One of the greatest patrons of the arts in the early 16th century was a man named “Giuliano della Rovere” (1443- 1513), better known as Pope Julius II.
He named himself after Julius Caesar and is widely considered to be equally influential in terms of the arts and politics during the High Renaissance. He founded the Vatican Museums and commissioned the reconstruction of St. Peter’s Basilica.
Raffaello Sanzio da Urbina (1483-1520) was ordered to paint the portrait of this intriguing figure in world history in the latter years of his life. Let’s take a closer look at some of the most interesting facts about the Portrait of Pope Julius II by Raphael.
It was completed just a few years before the Pope’s death
Raphael was already a renowned artist when he arrived in Rome in the year 1508. This is emphasized by the fact that he was invited to the city by Pope Julius II himself, probably at the request of Donato Bramante.
The next couple of years he worked on the private library of the Pope, now referred to as the “Raphael Rooms.” These apartments in the Vatican Palace are perhaps his most famous legacy as it features frescos such as The School of Athens and The Parnassus.
He received the commission to paint the Pope’s portrait in the year 1511 and completed it the year after in 1512. It’s far from being his largest work as the painting has dimensions of 108 × 80.7 centimeters (43 × 31.8 inches).
It was part of a double commission completed by Raphael
Perhaps one of the most interesting facts about the Portrait of Pope Julius II is that the Pope commissioned his portrait together with another painting. This work is called the “Madonna of Loreto” and was completed in the year 1511.
This painting of about the same size was most probably meant to complement the portrait as it has the same vertical orientation. They were also originally hung together which strengthens this theory.
They aren’t together anymore, though, because the Madonna painting is now located at the Musée Condé inside the Chantilly Castle in France.
The unveiling of the painting was an extremely popular event
The reason why the Pope commissioned these paintings was to decorate the Santa Maria del Popolo church in Rome. This church stands on the northern side of the Piazza del Popolo, one of the most famous squares in Italy’s capital.
This church also stands on the main route north into Rome and both paintings were often hung on its pillars during special occasions such as lavish feasts and holy days.
The paintings were praised almost immediately, and especially the portrait. Hoards of people were lining up to take a look at the magnificent work of art by Raphael the moment it was unveiled, a feast in itself so to speak.
It has been described as a scary painting for a particular reason
There’s a reason why so many people flocked to the Santa Maria del Popolo church in Rome in the year 1512. The portrait of Pope Julius II was so realistic that it almost frightened all the people that stood in front of it.
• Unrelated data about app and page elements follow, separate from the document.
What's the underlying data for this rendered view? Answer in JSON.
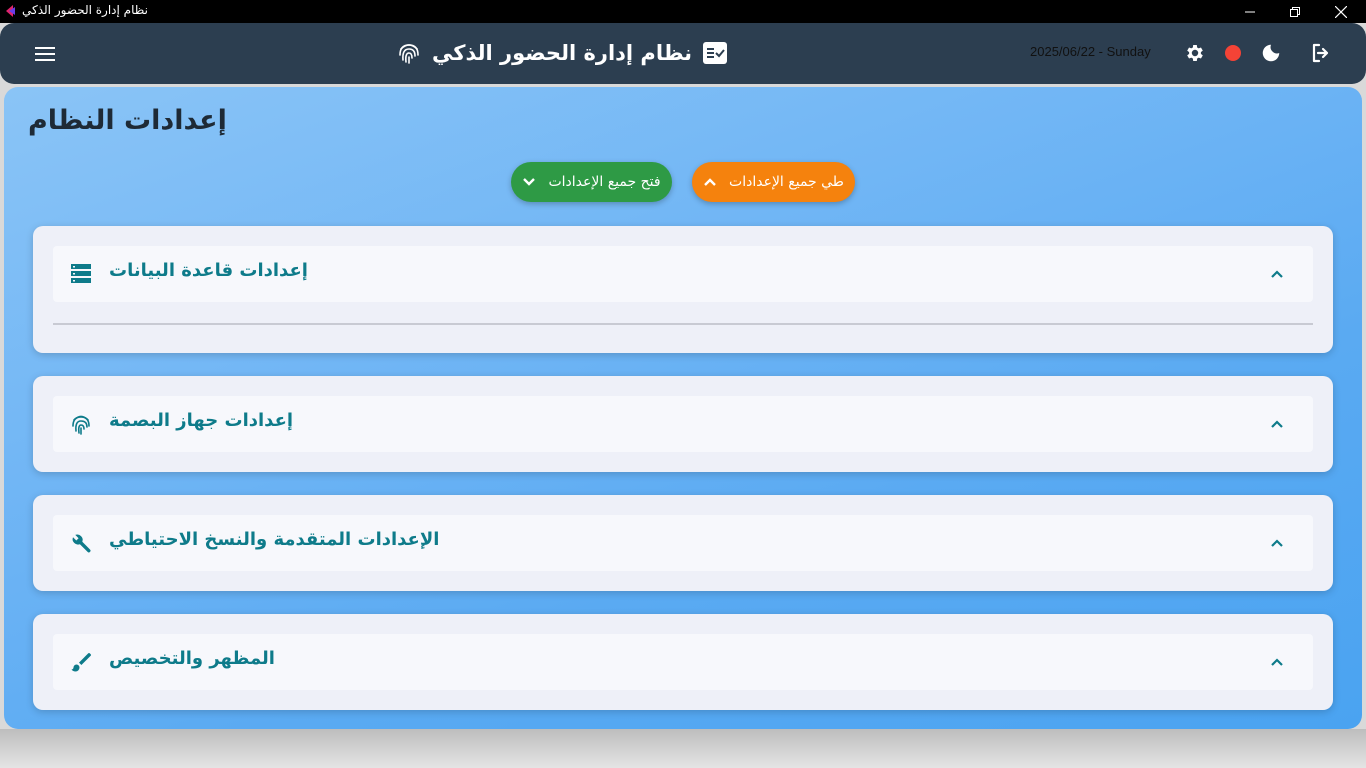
{
  "window": {
    "title": "نظام إدارة الحضور الذكي",
    "minimize_icon": "minimize-icon",
    "maximize_icon": "restore-icon",
    "close_icon": "close-icon"
  },
  "header": {
    "brand_title": "نظام إدارة الحضور الذكي",
    "date_text": "2025/06/22 - Sunday",
    "status_color": "#f44336",
    "background": "#2c3e50"
  },
  "page": {
    "title": "إعدادات النظام",
    "collapse_all_label": "طي جميع الإعدادات",
    "expand_all_label": "فتح جميع الإعدادات",
    "collapse_color": "#f5820d",
    "expand_color": "#2e9a45"
  },
  "sections": [
    {
      "label": "إعدادات قاعدة البيانات",
      "icon": "database-icon"
    },
    {
      "label": "إعدادات جهاز البصمة",
      "icon": "fingerprint-icon"
    },
    {
      "label": "الإعدادات المتقدمة والنسخ الاحتياطي",
      "icon": "wrench-icon"
    },
    {
      "label": "المظهر والتخصيص",
      "icon": "brush-icon"
    }
  ],
  "accent_text_color": "#0e7b8a"
}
Granted, the quotes of Giorgio Vasari were written a century later, but he mentioned that “it was painted so lifelike that it appeared as if the man himself was sitting there.” This was enough to freak out the common man in the days before photography.
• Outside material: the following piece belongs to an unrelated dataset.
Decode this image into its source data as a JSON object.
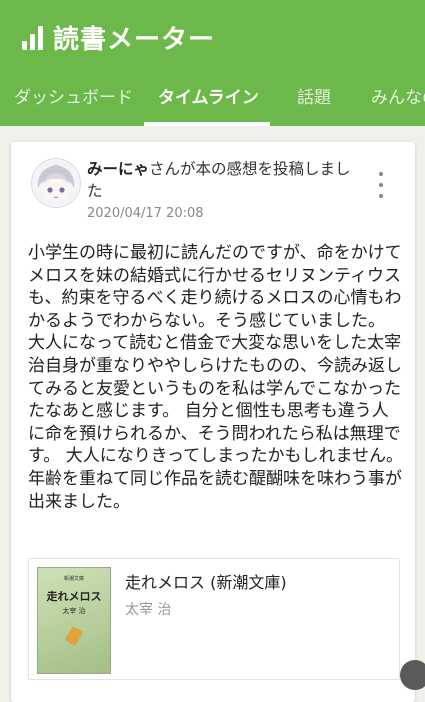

Apart from being a revolutionary painting in the early 16th century, it also became a great influence for papal portraiture for a long time to come.
The real version wasn’t uncovered until the 1970s
Raphael’s version of 1512 wasn’t the only version of this remarkable painting. it has been copied multiple times, so much that it remained unclear as to where the original version was located until the 1970s.
Now it’s commonly agreed that the original version is located at the National Gallery in London, and the most famous copy in the Uffizi Gallery in Florence. The one in Florence was assumed to be the original all this time as well.
This secret was uncovered when an x-ray photograph uncovered a catalog number linking it to the Borghese collection at the Palazzo Borghese, now known as the Galleria Borghese in Rome.
It left this collection in the 1790s and only resurfaced in the Angerstein Collection in London by 1823. The painting that was assumed to be a copy of the original entered the National Gallery in London the following year in 1824.